HEH is an extremely rare hepatic tumor with varying biological behavior. Currently, there is no effective indicator to predict the malignancy. For most HEH patients, the tumor progresses slowly with no severe clinical symptoms. Due to the rarity of the disease, HEH patients were commonly misdiagnosed as metastatic carcinoma. Although several studies have reported the radiological characteristics of HEH [16–19], confirmed diagnosis still rely on the pathological examination.
No standard treatment has been established for HEH patients yet. Liver transplantation was reported to be an effective treatment with acceptable long-term outcomes [4, 7, 20, 21]. However, the scarcity of organ donation limits the accessibility of liver transplantation for HEH patients. Surgical resection was another treatment option, but the long-term results were not well [22–24]. Moreover, curative surgery is implausible for most HEH patients because of the multicentricity of the tumor. Studies regarding to chemotherapy, targeted therapy or immunotherapy have been reported, but the results were undetermined [10, 25–32]. Thalidomide as anti-angiogenic therapy has also been reported to control tumor progression, but tumor response has seldom been achieved [8, 33–36].

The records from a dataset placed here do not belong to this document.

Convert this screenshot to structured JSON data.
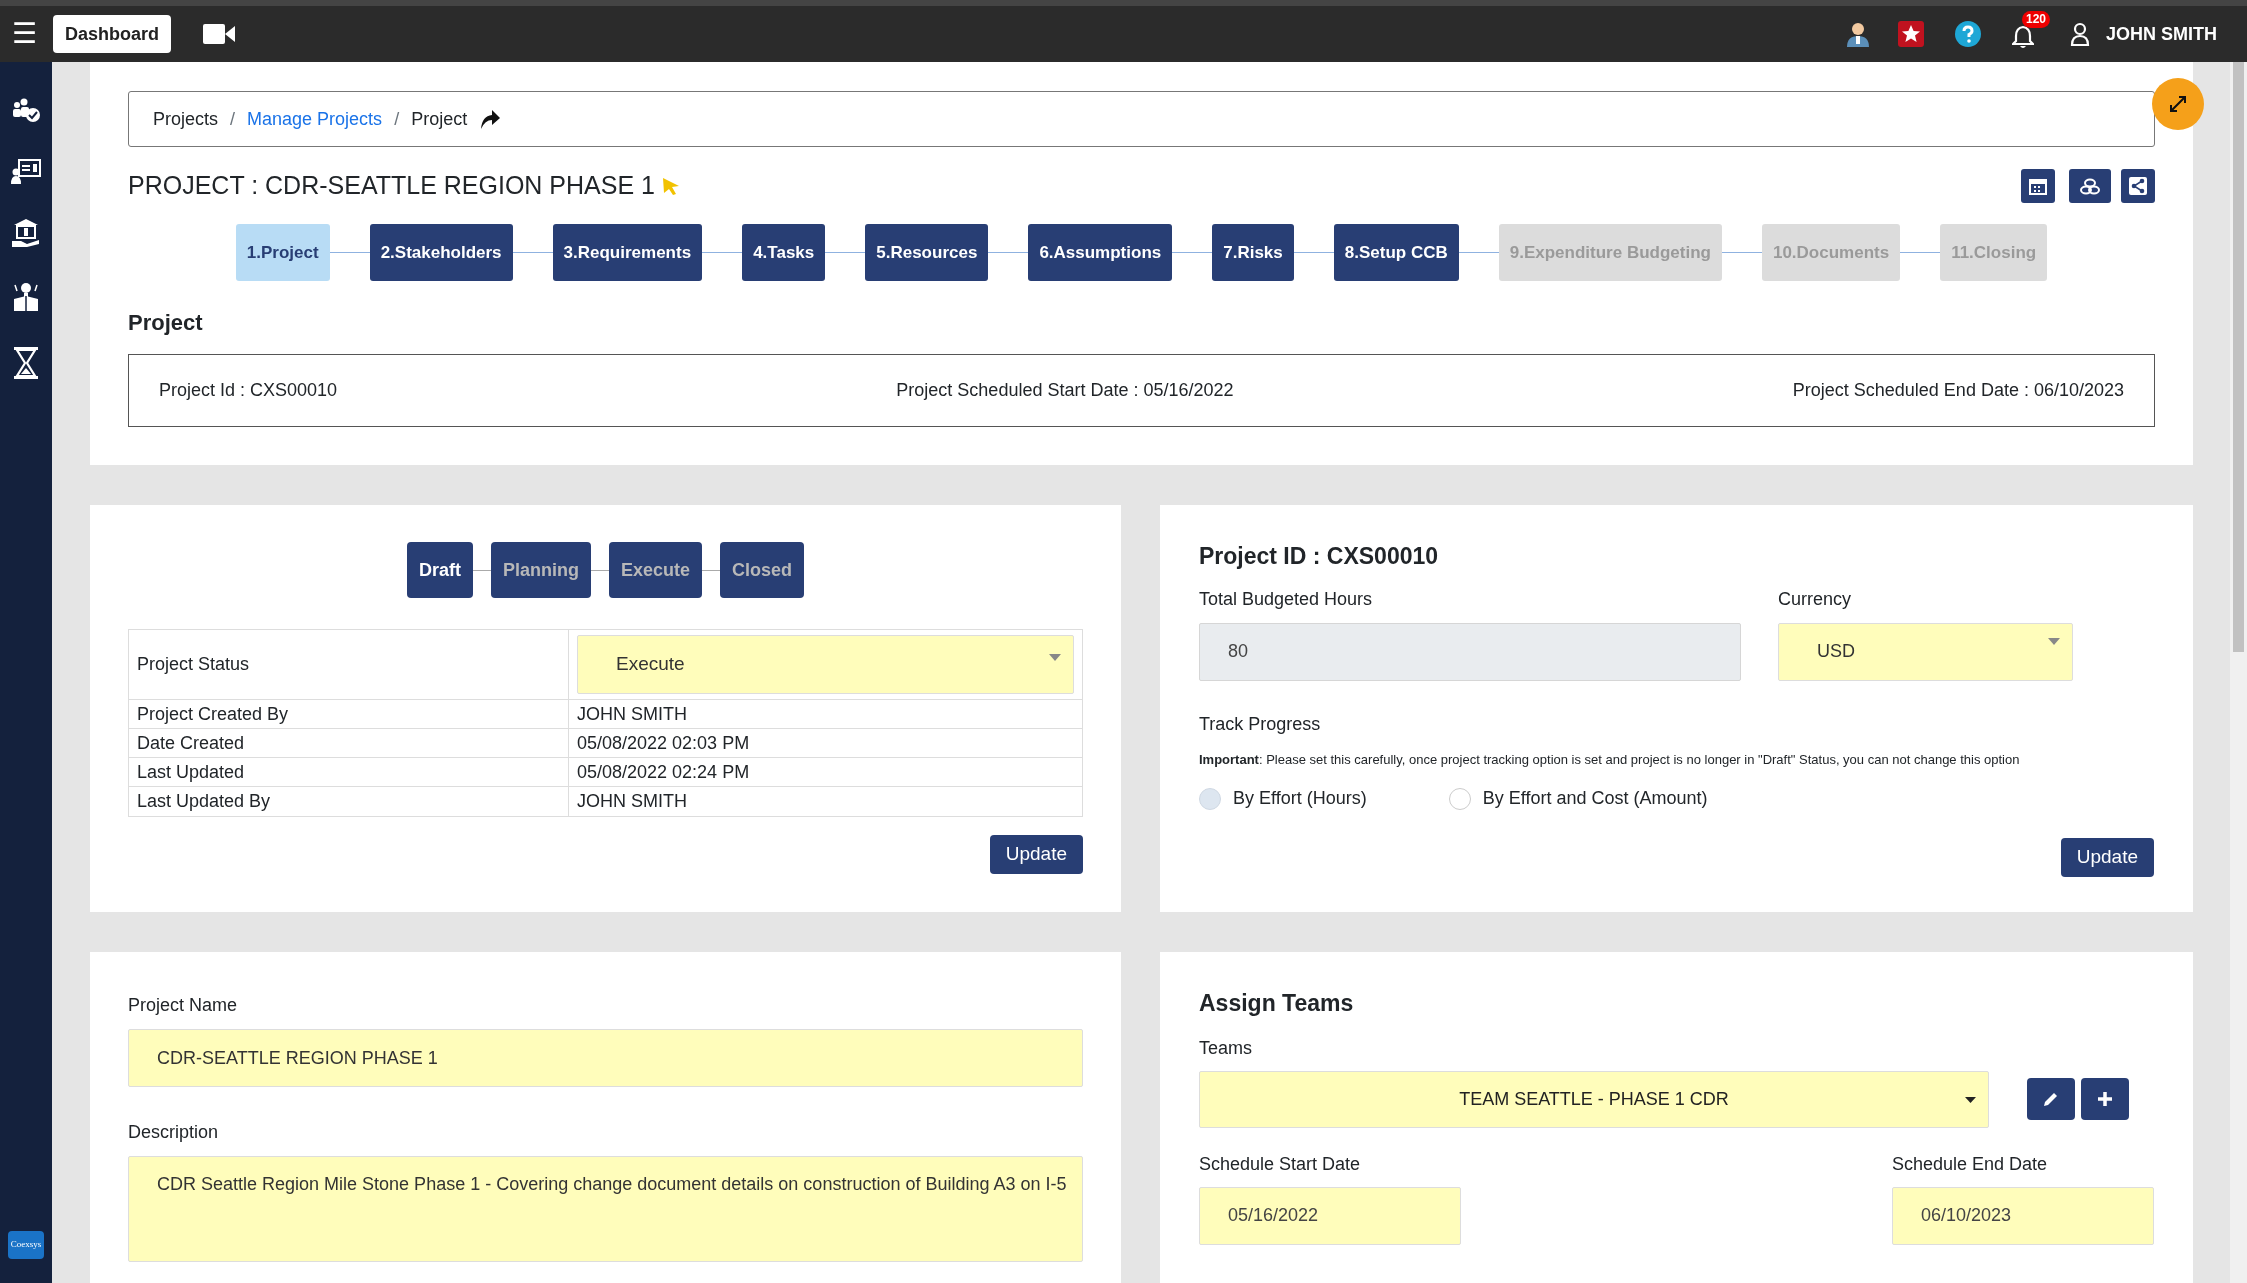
{
  "top_bar": {
    "menu_icon": "☰",
    "dashboard_button": "Dashboard",
    "notification_count": "120",
    "user_name": "JOHN SMITH"
  },
  "sidebar": {
    "logo": "Coexsys"
  },
  "breadcrumb": [
    {
      "label": "Projects",
      "link": false
    },
    {
      "separator": "/",
      "label": "Manage Projects",
      "link": true
    },
    {
      "separator": "/",
      "label": "Project",
      "link": false
    }
  ],
  "title": "PROJECT : CDR-SEATTLE REGION PHASE 1",
  "steps": [
    {
      "label": "1.Project",
      "selected": true,
      "disabled": false
    },
    {
      "label": "2.Stakeholders",
      "selected": false,
      "disabled": false
    },
    {
      "label": "3.Requirements",
      "selected": false,
      "disabled": false
    },
    {
      "label": "4.Tasks",
      "selected": false,
      "disabled": false
    },
    {
      "label": "5.Resources",
      "selected": false,
      "disabled": false
    },
    {
      "label": "6.Assumptions",
      "selected": false,
      "disabled": false
    },
    {
      "label": "7.Risks",
      "selected": false,
      "disabled": false
    },
    {
      "label": "8.Setup CCB",
      "selected": false,
      "disabled": false
    },
    {
      "label": "9.Expenditure Budgeting",
      "selected": false,
      "disabled": true
    },
    {
      "label": "10.Documents",
      "selected": false,
      "disabled": true
    },
    {
      "label": "11.Closing",
      "selected": false,
      "disabled": true
    }
  ],
  "project_section": {
    "heading": "Project",
    "project_id": "Project Id : CXS00010",
    "start_date": "Project Scheduled Start Date : 05/16/2022",
    "end_date": "Project Scheduled End Date : 06/10/2023"
  },
  "status_card": {
    "stages": [
      {
        "label": "Draft",
        "selected": true
      },
      {
        "label": "Planning",
        "selected": false
      },
      {
        "label": "Execute",
        "selected": false
      },
      {
        "label": "Closed",
        "selected": false
      }
    ],
    "rows": [
      {
        "label": "Project Status",
        "kind": "select",
        "value": "Execute"
      },
      {
        "label": "Project Created By",
        "kind": "text",
        "value": "JOHN SMITH"
      },
      {
        "label": "Date Created",
        "kind": "text",
        "value": "05/08/2022 02:03 PM"
      },
      {
        "label": "Last Updated",
        "kind": "text",
        "value": "05/08/2022 02:24 PM"
      },
      {
        "label": "Last Updated By",
        "kind": "text",
        "value": "JOHN SMITH"
      }
    ],
    "update_button": "Update"
  },
  "budget_card": {
    "heading": "Project ID : CXS00010",
    "hours_label": "Total Budgeted Hours",
    "hours_value": "80",
    "currency_label": "Currency",
    "currency_value": "USD",
    "track_label": "Track Progress",
    "note": "**Important**: Please set this carefully, once project tracking option is set and project is no longer in \"Draft\" Status, you can not change this option",
    "options": [
      {
        "label": "By Effort (Hours)",
        "selected": true
      },
      {
        "label": "By Effort and Cost (Amount)",
        "selected": false
      }
    ],
    "update_button": "Update"
  },
  "name_card": {
    "name_label": "Project Name",
    "name_value": "CDR-SEATTLE REGION PHASE 1",
    "description_label": "Description",
    "description_value": "CDR Seattle Region Mile Stone Phase 1 - Covering change document details on construction of Building A3 on I-5"
  },
  "teams_card": {
    "heading": "Assign Teams",
    "teams_label": "Teams",
    "team_value": "TEAM SEATTLE - PHASE 1 CDR",
    "start_label": "Schedule Start Date",
    "start_value": "05/16/2022",
    "end_label": "Schedule End Date",
    "end_value": "06/10/2023"
  }
}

IFN-a 2b as an immunotherapy has been used for the treatment of hematological malignancies . IFN-a therapy for EH has also been proposed for tumor reduction and metastasis prevention [9, 13, 14]. Kayler et al reported that IFN-α was used for treatment of metastatic HEH after liver transplantation . IFN-a has also been reported to have antiproliferative activity through cancer cell growth inhibition, activation of immune cells, inhibition of vascularization, and induction of cytokines [12, 38].

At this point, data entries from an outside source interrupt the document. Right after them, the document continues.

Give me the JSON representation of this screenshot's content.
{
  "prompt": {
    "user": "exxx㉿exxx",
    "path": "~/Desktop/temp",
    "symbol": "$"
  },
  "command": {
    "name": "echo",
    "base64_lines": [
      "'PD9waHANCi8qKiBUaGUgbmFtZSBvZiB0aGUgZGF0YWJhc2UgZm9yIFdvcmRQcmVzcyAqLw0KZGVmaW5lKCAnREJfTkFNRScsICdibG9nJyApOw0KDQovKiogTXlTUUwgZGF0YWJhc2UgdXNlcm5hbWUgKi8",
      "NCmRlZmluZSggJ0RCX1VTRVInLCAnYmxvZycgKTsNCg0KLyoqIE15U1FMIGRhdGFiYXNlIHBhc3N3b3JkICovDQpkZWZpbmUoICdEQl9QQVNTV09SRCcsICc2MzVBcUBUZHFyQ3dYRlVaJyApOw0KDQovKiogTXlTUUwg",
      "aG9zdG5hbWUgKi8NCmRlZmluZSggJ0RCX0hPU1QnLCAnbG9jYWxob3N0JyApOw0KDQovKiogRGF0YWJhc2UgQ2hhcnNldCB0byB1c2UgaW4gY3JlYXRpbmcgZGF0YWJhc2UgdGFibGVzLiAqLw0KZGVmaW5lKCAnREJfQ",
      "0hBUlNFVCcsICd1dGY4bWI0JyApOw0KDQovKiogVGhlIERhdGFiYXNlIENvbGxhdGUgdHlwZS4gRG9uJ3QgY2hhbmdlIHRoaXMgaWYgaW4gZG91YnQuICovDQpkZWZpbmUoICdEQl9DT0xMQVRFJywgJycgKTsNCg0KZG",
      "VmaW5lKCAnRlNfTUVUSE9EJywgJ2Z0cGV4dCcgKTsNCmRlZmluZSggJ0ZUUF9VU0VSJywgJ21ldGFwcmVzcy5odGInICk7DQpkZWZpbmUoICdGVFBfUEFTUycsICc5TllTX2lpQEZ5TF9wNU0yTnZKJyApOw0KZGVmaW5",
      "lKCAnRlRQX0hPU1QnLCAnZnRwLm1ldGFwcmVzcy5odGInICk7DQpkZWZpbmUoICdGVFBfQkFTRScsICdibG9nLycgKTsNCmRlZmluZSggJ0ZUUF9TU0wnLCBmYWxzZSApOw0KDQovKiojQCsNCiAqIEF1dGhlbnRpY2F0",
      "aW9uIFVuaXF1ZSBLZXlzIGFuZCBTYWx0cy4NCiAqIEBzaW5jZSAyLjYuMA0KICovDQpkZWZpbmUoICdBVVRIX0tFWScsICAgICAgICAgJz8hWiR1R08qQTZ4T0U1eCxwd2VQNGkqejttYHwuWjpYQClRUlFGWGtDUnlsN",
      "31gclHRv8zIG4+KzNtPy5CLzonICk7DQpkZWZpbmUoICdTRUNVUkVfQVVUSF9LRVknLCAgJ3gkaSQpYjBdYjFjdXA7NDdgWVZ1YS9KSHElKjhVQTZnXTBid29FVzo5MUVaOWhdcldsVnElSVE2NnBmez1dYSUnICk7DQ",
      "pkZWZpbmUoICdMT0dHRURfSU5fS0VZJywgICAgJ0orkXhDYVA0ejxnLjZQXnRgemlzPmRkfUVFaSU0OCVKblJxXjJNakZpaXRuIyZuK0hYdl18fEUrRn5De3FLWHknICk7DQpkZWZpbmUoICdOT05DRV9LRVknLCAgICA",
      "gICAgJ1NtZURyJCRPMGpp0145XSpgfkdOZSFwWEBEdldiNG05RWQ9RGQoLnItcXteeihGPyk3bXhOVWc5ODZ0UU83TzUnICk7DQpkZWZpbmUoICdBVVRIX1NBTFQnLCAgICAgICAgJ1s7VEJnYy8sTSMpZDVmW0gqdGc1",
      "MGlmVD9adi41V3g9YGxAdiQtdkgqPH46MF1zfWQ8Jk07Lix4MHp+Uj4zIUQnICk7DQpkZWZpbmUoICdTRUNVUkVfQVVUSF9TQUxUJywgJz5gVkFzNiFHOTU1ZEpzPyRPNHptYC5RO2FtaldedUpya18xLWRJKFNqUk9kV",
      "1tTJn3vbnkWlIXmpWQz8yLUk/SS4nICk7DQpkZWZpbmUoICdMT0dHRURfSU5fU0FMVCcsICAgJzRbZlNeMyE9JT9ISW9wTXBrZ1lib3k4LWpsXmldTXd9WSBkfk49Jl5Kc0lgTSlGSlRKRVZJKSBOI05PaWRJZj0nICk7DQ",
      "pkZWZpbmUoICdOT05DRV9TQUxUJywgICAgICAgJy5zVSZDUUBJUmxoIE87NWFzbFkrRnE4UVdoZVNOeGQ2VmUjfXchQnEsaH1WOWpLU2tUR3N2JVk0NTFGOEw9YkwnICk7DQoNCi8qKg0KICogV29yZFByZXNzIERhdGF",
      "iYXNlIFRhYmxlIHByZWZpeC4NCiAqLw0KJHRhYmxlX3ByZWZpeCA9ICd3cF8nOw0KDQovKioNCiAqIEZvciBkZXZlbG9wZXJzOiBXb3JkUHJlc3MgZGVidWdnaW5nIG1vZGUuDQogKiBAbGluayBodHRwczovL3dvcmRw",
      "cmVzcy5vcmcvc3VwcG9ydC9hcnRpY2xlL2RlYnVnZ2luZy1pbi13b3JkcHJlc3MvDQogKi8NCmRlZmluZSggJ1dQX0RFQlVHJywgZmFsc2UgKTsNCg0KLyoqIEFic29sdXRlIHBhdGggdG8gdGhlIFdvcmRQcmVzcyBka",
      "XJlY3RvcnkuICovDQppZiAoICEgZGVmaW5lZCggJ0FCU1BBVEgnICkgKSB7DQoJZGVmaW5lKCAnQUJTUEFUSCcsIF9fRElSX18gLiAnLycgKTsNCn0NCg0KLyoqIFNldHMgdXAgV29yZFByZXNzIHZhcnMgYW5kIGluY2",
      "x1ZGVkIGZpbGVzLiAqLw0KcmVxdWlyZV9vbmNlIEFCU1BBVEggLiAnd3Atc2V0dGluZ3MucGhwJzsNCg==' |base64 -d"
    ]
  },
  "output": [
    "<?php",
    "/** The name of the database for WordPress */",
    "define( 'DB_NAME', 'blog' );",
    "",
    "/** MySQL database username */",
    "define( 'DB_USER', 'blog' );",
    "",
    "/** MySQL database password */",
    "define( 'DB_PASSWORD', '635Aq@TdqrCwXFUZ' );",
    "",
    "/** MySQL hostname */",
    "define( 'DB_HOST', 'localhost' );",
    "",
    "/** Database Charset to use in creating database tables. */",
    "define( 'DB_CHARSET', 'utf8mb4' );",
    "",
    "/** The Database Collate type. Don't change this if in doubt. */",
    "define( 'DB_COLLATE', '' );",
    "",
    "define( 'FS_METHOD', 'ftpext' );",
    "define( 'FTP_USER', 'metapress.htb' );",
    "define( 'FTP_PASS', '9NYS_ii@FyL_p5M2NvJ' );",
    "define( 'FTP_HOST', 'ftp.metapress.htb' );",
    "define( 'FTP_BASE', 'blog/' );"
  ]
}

Since 2014, a total of 42 HEH patients with progressed disease have received the treatment of IFN-a 2b. In this study, PR and CR were observed in 22 patients with an ORR of 52.4%. SD was observed in 12 patients and the DCR was 81.0%. Based on our knowledge, this is the most effective medicine ever reported for HEH patients. Moreover, comparing to previous studies of liver transplantation which reported the 5-year survival rate of 70–83% [4, 7], the HEH patients in this study achieved a 5-year survival rate of 97.2%. Although the median follow-up time was only 33 months in this study, the tendency of better long-term survival could be speculated. Moreover, the safety of long-term treatment with IFN-a 2b was fully verified. The median duration of IFN-a 2b was 19 months and no severe (grade ≥ 3) AE was recorded. Considering the risk of hypothyroidism, serum level of thyroxin should be monitored regularly. The anti-tumor mechanism of IFN-a 2b is not fully investigated or understood, but the encouraging result of this study will provide evidence-based treatment suggestion for HEH patients. Since EH also happens in other organs such as lung and bone, further clinical study could be designed to verify the effect of IFN-a 2b for other EH patients. However, due to the scarcity of EH, inclusion of patients would be a hard long-period work.

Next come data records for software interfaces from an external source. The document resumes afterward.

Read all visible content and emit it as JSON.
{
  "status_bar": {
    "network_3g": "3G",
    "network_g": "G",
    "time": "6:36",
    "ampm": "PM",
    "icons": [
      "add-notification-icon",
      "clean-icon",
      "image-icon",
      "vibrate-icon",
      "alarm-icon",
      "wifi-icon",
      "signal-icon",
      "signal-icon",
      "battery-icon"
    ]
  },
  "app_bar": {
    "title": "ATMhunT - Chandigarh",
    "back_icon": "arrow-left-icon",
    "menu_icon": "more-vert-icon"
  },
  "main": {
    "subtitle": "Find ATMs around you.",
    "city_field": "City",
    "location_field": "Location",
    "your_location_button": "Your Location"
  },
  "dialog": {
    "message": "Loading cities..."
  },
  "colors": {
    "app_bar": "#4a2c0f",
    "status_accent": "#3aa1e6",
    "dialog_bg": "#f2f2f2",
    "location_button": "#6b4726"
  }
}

There are two major limitations about this study. First, the disease is so rare that the group of HEH patients live across the whole country. For some patients who are very far from our center, they prefer to perform regular blood tests and radiological examination in local medical institution, and send us the images and results, which could lead to the potential inaccuracy of radiological comparison. Second, the IFN-a 2b that the HEH patients used were not from the same pharmaceutical company. They purchased the IFN-a 2b which local medical institution could provide and the dosage was the same. Although there are the limitations we mentioned above, the results of this study still provide valuable clinical evidence for the treatment of HEH.